By Debra Smith, Special to The Herald
Gabriela Estrada is doing everything she can to get ready for another baby.
The Everett mom is eating lots of fruits and vegetables, walking and taking prenatal vitamins.
She’s updated her immunizations and visited her health provider.
All that’s left is to wait for another baby. Estrada and her husband already have two boys, ages 8 and 5.
“My husband and I would like to get a girl,” she said. “But another boy also would be great. I know how to handle them.”
It sounds like Estrada is doing all the right things to get ready for a healthy pregnancy, said Jamie George, a certified nurse-midwife with the Providence Medical Group Midwifery Clinic.
“Preparing your body for a healthy pregnancy is very important,” George said.
The clinic she works for provides prenatal care and deliveries at Providence Regional Medical Center Everett.
She estimates about half the women at the midwifery clinic plan their pregnancies. For those that do, the clinic offers pre-conception visits. There, women can get the facts on what they might need to cut back on during pregnancy.
Is coffee OK? How about hair coloring and pumping gas?
Pregnant mothers should limit coffee — and other caffeine-laden beverages — to about one serving a day, George said. Hair coloring is fine as long the salon is well ventilated. Pumping gas should be fine, too.
Here are some other guidelines she offered:
Visit a health care provider. At a pre-conception visit, a professional can help identify potential health or genetic risks that might affect a pregnancy.
This is particularly important for women who face higher risk pregnancies. That includes women 35 years and older or those with chronic health conditions such as diabetes and high blood pressure.
Make sure immunizations are up-to-date. In particular, women who want to become pregnant should make sure they have received their rubella, hepatitis B and pertussis vaccinations.
Eat a healthful diet loaded with fresh fruits, vegetables, lean proteins and whole grains. The majority of the plate should be produce. A quarter of the plate should be grains and the last quarter, protein.
Take a prenatal vitamin. Folic acid is essential to the development of the fetus. Women trying to become pregnant should take a prenatal vitamin with 800 micrograms of folic acid daily in addition to eating a healthy diet.
Maintain a healthy weight. Starting at a healthy weight makes for an easier pregnancy and reduces the chances for complications. It also can be more difficult for obese women to become pregnant.

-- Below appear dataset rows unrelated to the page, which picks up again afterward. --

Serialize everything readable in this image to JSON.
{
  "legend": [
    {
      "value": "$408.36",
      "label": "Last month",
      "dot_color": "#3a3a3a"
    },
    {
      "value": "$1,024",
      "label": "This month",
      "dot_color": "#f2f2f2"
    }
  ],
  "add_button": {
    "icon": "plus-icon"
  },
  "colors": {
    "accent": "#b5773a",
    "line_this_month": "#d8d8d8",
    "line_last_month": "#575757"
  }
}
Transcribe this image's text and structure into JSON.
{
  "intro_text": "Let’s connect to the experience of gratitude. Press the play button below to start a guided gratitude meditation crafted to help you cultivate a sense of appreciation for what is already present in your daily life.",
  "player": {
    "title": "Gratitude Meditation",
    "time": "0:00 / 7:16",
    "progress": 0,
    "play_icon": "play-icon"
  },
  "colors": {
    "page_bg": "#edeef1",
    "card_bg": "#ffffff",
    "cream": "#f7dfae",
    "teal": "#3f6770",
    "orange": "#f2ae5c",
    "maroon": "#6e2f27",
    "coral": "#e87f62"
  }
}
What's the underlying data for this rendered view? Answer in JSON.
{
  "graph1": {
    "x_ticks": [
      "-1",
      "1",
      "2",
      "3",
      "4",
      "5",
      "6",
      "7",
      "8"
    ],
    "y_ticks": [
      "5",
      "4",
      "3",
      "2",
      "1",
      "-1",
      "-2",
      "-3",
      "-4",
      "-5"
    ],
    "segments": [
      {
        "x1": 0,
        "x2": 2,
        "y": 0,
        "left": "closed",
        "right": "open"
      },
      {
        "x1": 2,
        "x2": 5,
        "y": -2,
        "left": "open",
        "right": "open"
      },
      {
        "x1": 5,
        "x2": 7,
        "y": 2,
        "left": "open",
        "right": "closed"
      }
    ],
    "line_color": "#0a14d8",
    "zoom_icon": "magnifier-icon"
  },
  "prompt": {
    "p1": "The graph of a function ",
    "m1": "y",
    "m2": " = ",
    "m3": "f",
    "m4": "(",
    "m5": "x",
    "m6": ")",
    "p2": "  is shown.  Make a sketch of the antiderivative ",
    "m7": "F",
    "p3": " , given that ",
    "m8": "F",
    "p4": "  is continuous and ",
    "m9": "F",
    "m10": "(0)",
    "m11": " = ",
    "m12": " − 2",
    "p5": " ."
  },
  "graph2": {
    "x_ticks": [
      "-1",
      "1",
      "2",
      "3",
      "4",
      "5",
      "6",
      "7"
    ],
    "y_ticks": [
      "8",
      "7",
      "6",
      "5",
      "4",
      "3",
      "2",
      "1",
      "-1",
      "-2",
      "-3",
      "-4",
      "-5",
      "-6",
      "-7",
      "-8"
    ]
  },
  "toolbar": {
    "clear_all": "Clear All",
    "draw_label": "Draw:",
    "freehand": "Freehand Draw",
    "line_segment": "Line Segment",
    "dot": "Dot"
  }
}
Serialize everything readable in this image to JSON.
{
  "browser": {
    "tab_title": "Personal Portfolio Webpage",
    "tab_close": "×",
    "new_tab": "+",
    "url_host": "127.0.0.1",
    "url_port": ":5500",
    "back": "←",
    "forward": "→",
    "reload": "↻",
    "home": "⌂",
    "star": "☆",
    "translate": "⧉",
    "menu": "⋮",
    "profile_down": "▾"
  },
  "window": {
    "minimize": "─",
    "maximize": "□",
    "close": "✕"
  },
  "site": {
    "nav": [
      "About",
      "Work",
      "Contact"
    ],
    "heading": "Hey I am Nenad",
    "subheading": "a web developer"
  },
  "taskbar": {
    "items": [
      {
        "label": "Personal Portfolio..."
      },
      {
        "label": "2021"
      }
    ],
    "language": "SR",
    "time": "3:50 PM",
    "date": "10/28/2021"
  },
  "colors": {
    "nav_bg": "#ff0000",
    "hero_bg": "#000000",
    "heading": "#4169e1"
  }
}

The best measure of where a women’s weight should be before pregnancy is a Body Mass Index of 20 to 25. A BMI is a measure of weight and height. Charts are available online.
Exercise at least five times a week. Sedentary women could start by walking 30 minutes daily.
Stop smoking. Smoking has been linked to lower birth weight in babies. Perhaps it goes without saying, but women should also stop drinking alcohol and taking recreational drugs.
Take precautions around chemicals. Those who work around chemicals, such as factory workers or women who work in nail salons, should wear a mask and work only in well-ventilated spaces.
Finally, as soon as a woman becomes pregnant, she should make a prenatal visit with her health care provider as soon as possible.
To learn more
For more information on the Providence Medical Group Midwifery Clinic, call 425-303-6500.
From Herald Health magazine, available in the Sunday, Sept. 23, edition of The Herald.